Hipparcos (for High Precision Parallax Collecting Satellite) was an astrometry mission of the European Space Agency (ESA) dedicated to the measurement of stellar parallax and the proper motions of stars. The project was named in honor of Hipparchus. Ideas for such a mission dated from 1967, with the mission accepted by ESA in 1980.

The satellite was launched by an Ariane 4 on 8 August 1989. The original goal was to place the satellite in a geostationary orbit above the earth, however a booster rocket failure resulted in a highly elliptical orbit from 507 to 35,888 km altitude. Despite this difficulty, all of the scientific goals were accomplished. Communications were terminated on 15 August 1993.

The program was divided in two parts: the Hipparcos experiment whose goal was to measure the five astrometric parameters of some 120,000 stars to a precision of some 2 to 4 milli-arcsec and the Tycho experiment, whose goal was the measurement of the astrometric and two-colour photometric properties of some 400,000 additional stars to a somewhat lower precision.

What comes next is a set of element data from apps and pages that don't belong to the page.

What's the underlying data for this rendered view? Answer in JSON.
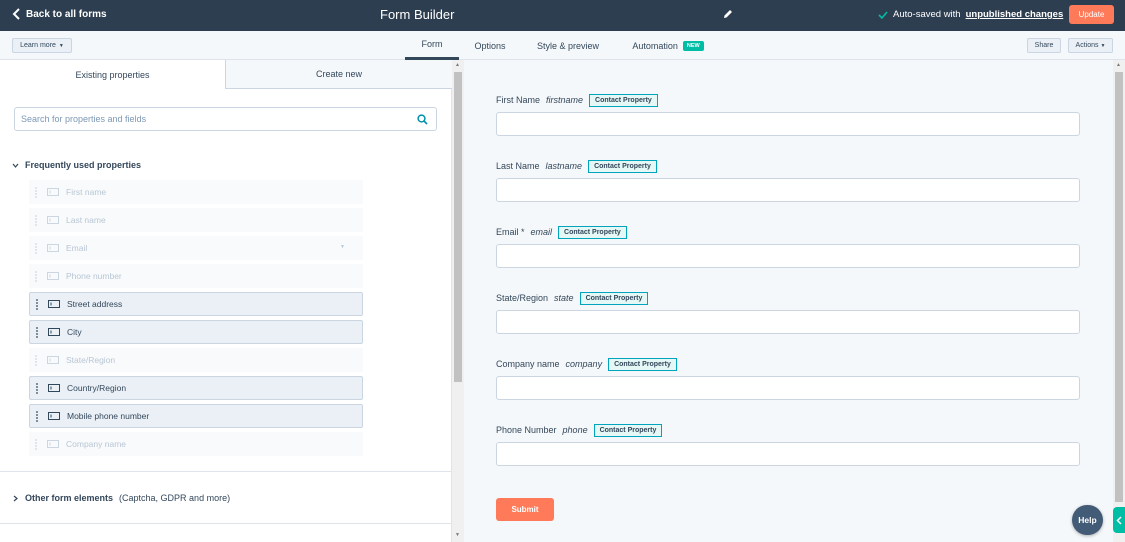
{
  "topbar": {
    "back_label": "Back to all forms",
    "title": "Form Builder",
    "autosave_text": "Auto-saved with",
    "autosave_link": "unpublished changes",
    "update_label": "Update"
  },
  "subnav": {
    "learn_more": "Learn more",
    "tabs": [
      {
        "label": "Form"
      },
      {
        "label": "Options"
      },
      {
        "label": "Style & preview"
      },
      {
        "label": "Automation",
        "badge": "NEW"
      }
    ],
    "share_label": "Share",
    "actions_label": "Actions"
  },
  "left": {
    "tab_existing": "Existing properties",
    "tab_create": "Create new",
    "search_placeholder": "Search for properties and fields",
    "section_frequent": "Frequently used properties",
    "properties": [
      {
        "label": "First name",
        "enabled": false
      },
      {
        "label": "Last name",
        "enabled": false
      },
      {
        "label": "Email",
        "enabled": false
      },
      {
        "label": "Phone number",
        "enabled": false
      },
      {
        "label": "Street address",
        "enabled": true
      },
      {
        "label": "City",
        "enabled": true
      },
      {
        "label": "State/Region",
        "enabled": false
      },
      {
        "label": "Country/Region",
        "enabled": true
      },
      {
        "label": "Mobile phone number",
        "enabled": true
      },
      {
        "label": "Company name",
        "enabled": false
      }
    ],
    "section_other": "Other form elements",
    "section_other_sub": "(Captcha, GDPR and more)"
  },
  "preview": {
    "badge_label": "Contact Property",
    "fields": [
      {
        "label": "First Name",
        "api": "firstname"
      },
      {
        "label": "Last Name",
        "api": "lastname"
      },
      {
        "label": "Email *",
        "api": "email"
      },
      {
        "label": "State/Region",
        "api": "state"
      },
      {
        "label": "Company name",
        "api": "company"
      },
      {
        "label": "Phone Number",
        "api": "phone"
      }
    ],
    "submit_label": "Submit"
  },
  "help_label": "Help",
  "colors": {
    "topbar": "#2d3e50",
    "accent": "#ff7a59",
    "teal": "#00bda5"
  }
}
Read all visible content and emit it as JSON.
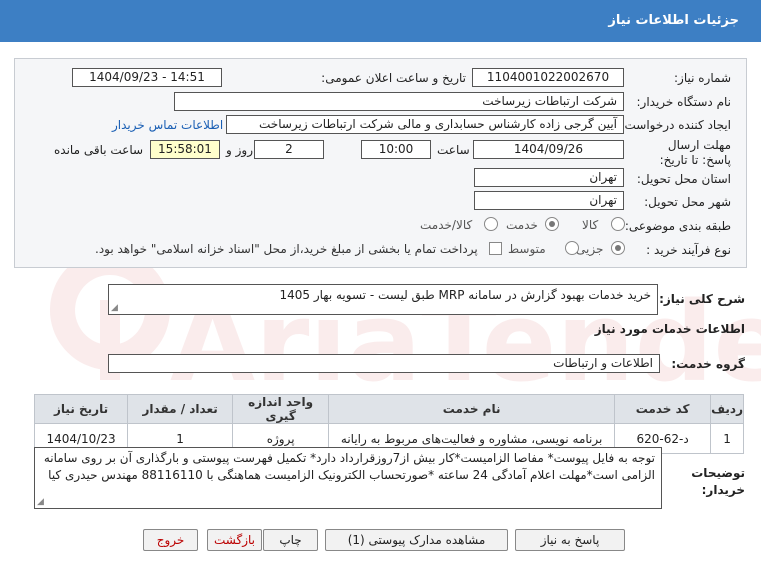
{
  "header": {
    "title": "جزئیات اطلاعات نیاز"
  },
  "fields": {
    "need_number_label": "شماره نیاز:",
    "need_number": "1104001022002670",
    "announce_label": "تاریخ و ساعت اعلان عمومی:",
    "announce_value": "1404/09/23 - 14:51",
    "buyer_org_label": "نام دستگاه خریدار:",
    "buyer_org": "شرکت ارتباطات زیرساخت",
    "creator_label": "ایجاد کننده درخواست:",
    "creator": "آیین گرجی زاده کارشناس حسابداری و مالی شرکت ارتباطات زیرساخت",
    "contact_link": "اطلاعات تماس خریدار",
    "deadline_label": "مهلت ارسال پاسخ: تا تاریخ:",
    "deadline_date": "1404/09/26",
    "time_label": "ساعت",
    "deadline_time": "10:00",
    "days": "2",
    "days_label": "روز و",
    "remaining": "15:58:01",
    "remaining_label": "ساعت باقی مانده",
    "province_label": "استان محل تحویل:",
    "province": "تهران",
    "city_label": "شهر محل تحویل:",
    "city": "تهران",
    "category_label": "طبقه بندی موضوعی:",
    "category_options": [
      "کالا",
      "خدمت",
      "کالا/خدمت"
    ],
    "process_label": "نوع فرآیند خرید :",
    "process_options": [
      "جزیی",
      "متوسط"
    ],
    "payment_note": "پرداخت تمام یا بخشی از مبلغ خرید،از محل \"اسناد خزانه اسلامی\" خواهد بود."
  },
  "summary": {
    "label": "شرح کلی نیاز:",
    "text": "خرید خدمات بهبود گزارش در سامانه MRP طبق لیست -     تسویه بهار 1405"
  },
  "services": {
    "section_title": "اطلاعات خدمات مورد نیاز",
    "group_label": "گروه خدمت:",
    "group": "اطلاعات و ارتباطات",
    "columns": [
      "ردیف",
      "کد خدمت",
      "نام خدمت",
      "واحد اندازه گیری",
      "تعداد / مقدار",
      "تاریخ نیاز"
    ],
    "rows": [
      {
        "row": "1",
        "code": "د-62-620",
        "name": "برنامه نویسی، مشاوره و فعالیت‌های مربوط به رایانه",
        "unit": "پروژه",
        "qty": "1",
        "date": "1404/10/23"
      }
    ]
  },
  "buyer_notes": {
    "label": "توضیحات خریدار:",
    "text": "توجه به فایل پیوست* مفاصا الزامیست*کار بیش از7روزقرارداد دارد* تکمیل فهرست پیوستی و بارگذاری آن بر روی سامانه الزامی است*مهلت اعلام آمادگی 24 ساعته *صورتحساب الکترونیک الزامیست هماهنگی با 88116110 مهندس حیدری کیا"
  },
  "buttons": {
    "reply": "پاسخ به نیاز",
    "attachments": "مشاهده مدارک پیوستی (1)",
    "print": "چاپ",
    "back": "بازگشت",
    "exit": "خروج"
  },
  "colors": {
    "header_bg": "#3d7fc4",
    "remaining_bg": "#ffffcc",
    "link": "#1a5fb4",
    "danger": "#b00000"
  }
}
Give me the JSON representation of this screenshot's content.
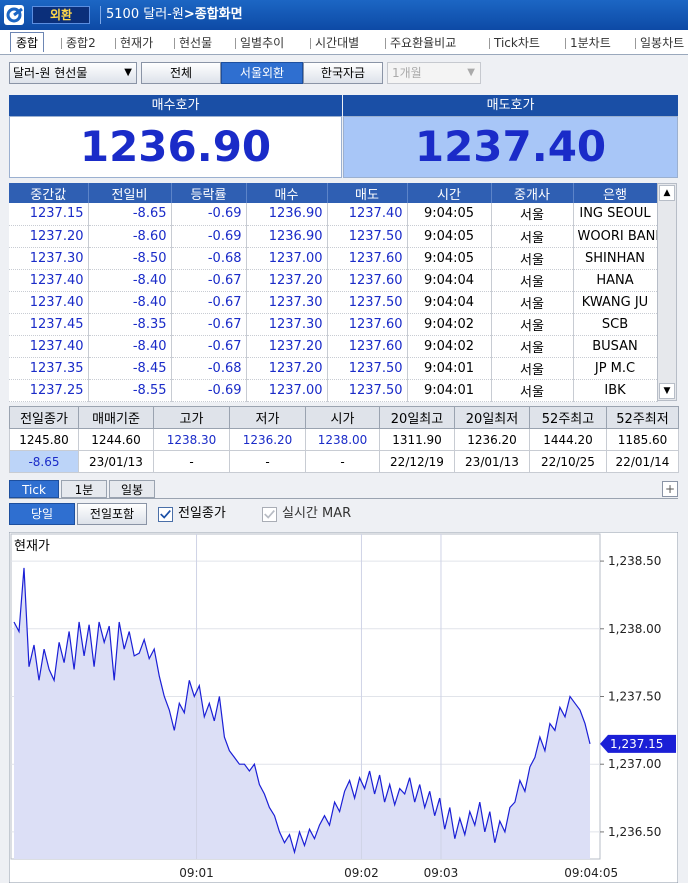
{
  "window": {
    "name": "외환",
    "code": "5100",
    "path_prefix": "달러-원",
    "path_current": "종합화면"
  },
  "tabs": [
    "종합",
    "종합2",
    "현재가",
    "현선물",
    "일별추이",
    "시간대별",
    "주요환율비교",
    "Tick차트",
    "1분차트",
    "일봉차트"
  ],
  "toolbar": {
    "product": "달러-원 현선물",
    "filters": [
      "전체",
      "서울외환",
      "한국자금"
    ],
    "selected_filter": "서울외환",
    "period": "1개월"
  },
  "quote": {
    "bid_label": "매수호가",
    "bid": "1236.90",
    "ask_label": "매도호가",
    "ask": "1237.40"
  },
  "trades": {
    "headers": [
      "중간값",
      "전일비",
      "등락률",
      "매수",
      "매도",
      "시간",
      "중개사",
      "은행"
    ],
    "rows": [
      [
        "1237.15",
        "-8.65",
        "-0.69",
        "1236.90",
        "1237.40",
        "9:04:05",
        "서울",
        "ING SEOUL"
      ],
      [
        "1237.20",
        "-8.60",
        "-0.69",
        "1236.90",
        "1237.50",
        "9:04:05",
        "서울",
        "WOORI BANK"
      ],
      [
        "1237.30",
        "-8.50",
        "-0.68",
        "1237.00",
        "1237.60",
        "9:04:05",
        "서울",
        "SHINHAN"
      ],
      [
        "1237.40",
        "-8.40",
        "-0.67",
        "1237.20",
        "1237.60",
        "9:04:04",
        "서울",
        "HANA"
      ],
      [
        "1237.40",
        "-8.40",
        "-0.67",
        "1237.30",
        "1237.50",
        "9:04:04",
        "서울",
        "KWANG JU"
      ],
      [
        "1237.45",
        "-8.35",
        "-0.67",
        "1237.30",
        "1237.60",
        "9:04:02",
        "서울",
        "SCB"
      ],
      [
        "1237.40",
        "-8.40",
        "-0.67",
        "1237.20",
        "1237.60",
        "9:04:02",
        "서울",
        "BUSAN"
      ],
      [
        "1237.35",
        "-8.45",
        "-0.68",
        "1237.20",
        "1237.50",
        "9:04:01",
        "서울",
        "JP M.C"
      ],
      [
        "1237.25",
        "-8.55",
        "-0.69",
        "1237.00",
        "1237.50",
        "9:04:01",
        "서울",
        "IBK"
      ]
    ]
  },
  "summary": {
    "headers": [
      "전일종가",
      "매매기준",
      "고가",
      "저가",
      "시가",
      "20일최고",
      "20일최저",
      "52주최고",
      "52주최저"
    ],
    "row1": [
      "1245.80",
      "1244.60",
      "1238.30",
      "1236.20",
      "1238.00",
      "1311.90",
      "1236.20",
      "1444.20",
      "1185.60"
    ],
    "row2": [
      "-8.65",
      "23/01/13",
      "-",
      "-",
      "-",
      "22/12/19",
      "23/01/13",
      "22/10/25",
      "22/01/14"
    ]
  },
  "chart_tabs": [
    "Tick",
    "1분",
    "일봉"
  ],
  "chart_options": {
    "day_buttons": [
      "당일",
      "전일포함"
    ],
    "prev_close_label": "전일종가",
    "prev_close_checked": true,
    "mar_label": "실시간 MAR",
    "mar_checked": false
  },
  "chart_data": {
    "type": "area",
    "title": "현재가",
    "series": [
      {
        "values": [
          1238.05,
          1237.98,
          1238.45,
          1237.72,
          1237.88,
          1237.62,
          1237.85,
          1237.7,
          1237.62,
          1237.9,
          1237.75,
          1237.98,
          1237.7,
          1238.05,
          1237.8,
          1238.03,
          1237.72,
          1238.05,
          1237.9,
          1238.02,
          1237.62,
          1238.05,
          1237.85,
          1237.98,
          1237.8,
          1237.82,
          1237.92,
          1237.78,
          1237.85,
          1237.65,
          1237.5,
          1237.4,
          1237.25,
          1237.45,
          1237.38,
          1237.62,
          1237.5,
          1237.58,
          1237.35,
          1237.45,
          1237.32,
          1237.5,
          1237.2,
          1237.1,
          1237.05,
          1237.0,
          1237.0,
          1236.95,
          1237.0,
          1236.85,
          1236.78,
          1236.68,
          1236.62,
          1236.5,
          1236.42,
          1236.48,
          1236.35,
          1236.5,
          1236.4,
          1236.52,
          1236.45,
          1236.55,
          1236.62,
          1236.55,
          1236.72,
          1236.65,
          1236.8,
          1236.88,
          1236.75,
          1236.9,
          1236.82,
          1236.95,
          1236.78,
          1236.92,
          1236.72,
          1236.85,
          1236.7,
          1236.82,
          1236.78,
          1236.9,
          1236.72,
          1236.85,
          1236.68,
          1236.8,
          1236.62,
          1236.75,
          1236.52,
          1236.68,
          1236.45,
          1236.6,
          1236.48,
          1236.65,
          1236.55,
          1236.72,
          1236.5,
          1236.65,
          1236.42,
          1236.58,
          1236.5,
          1236.68,
          1236.72,
          1236.88,
          1236.8,
          1236.98,
          1237.05,
          1237.2,
          1237.1,
          1237.3,
          1237.25,
          1237.42,
          1237.35,
          1237.5,
          1237.45,
          1237.4,
          1237.3,
          1237.15
        ]
      }
    ],
    "x_ticks": [
      "09:01",
      "09:02",
      "09:03",
      "09:04:05"
    ],
    "y_ticks": [
      "1,238.50",
      "1,238.00",
      "1,237.50",
      "1,237.00",
      "1,236.50"
    ],
    "ylim": [
      1236.3,
      1238.7
    ],
    "last_value": "1,237.15",
    "grid": true,
    "colors": {
      "fill": "#dcdff6",
      "line": "#1b1fd6",
      "marker": "#1b1fd6"
    }
  }
}
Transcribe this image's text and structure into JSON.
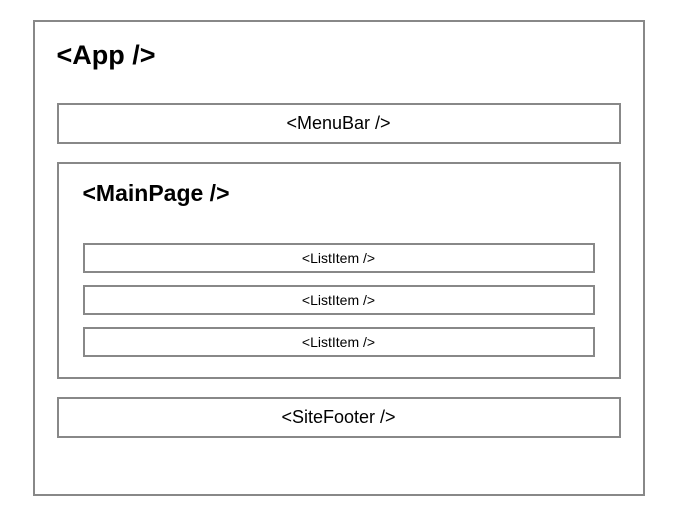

The final Hipparcos Catalogue (120,000 stars with 1 milliarcsec level astrometry) and the final Tycho Catalogue (more than one million stars with 20-30 milliarcsec astrometry and two-colour photometry) were completed in August 1996. The catalogues were published by ESA in June 1997.

The Hipparcos and Tycho data have been used to create the Millennium Star Atlas: an all-sky atlas of one million stars to visual magnitude 11, from the Hipparcos and Tycho Catalogues and 10,000 nonstellar objects included to complement the catalogue data.

There were questions over whether Hipparcos has a systematic error of about 1 milliarcsec in at least some parts of the sky. The value determined by Hipparcos for the distance to the Pleiades is about 10% less than the value obtained by some other methods. As of 2004, the controversy remained unresolved. [1].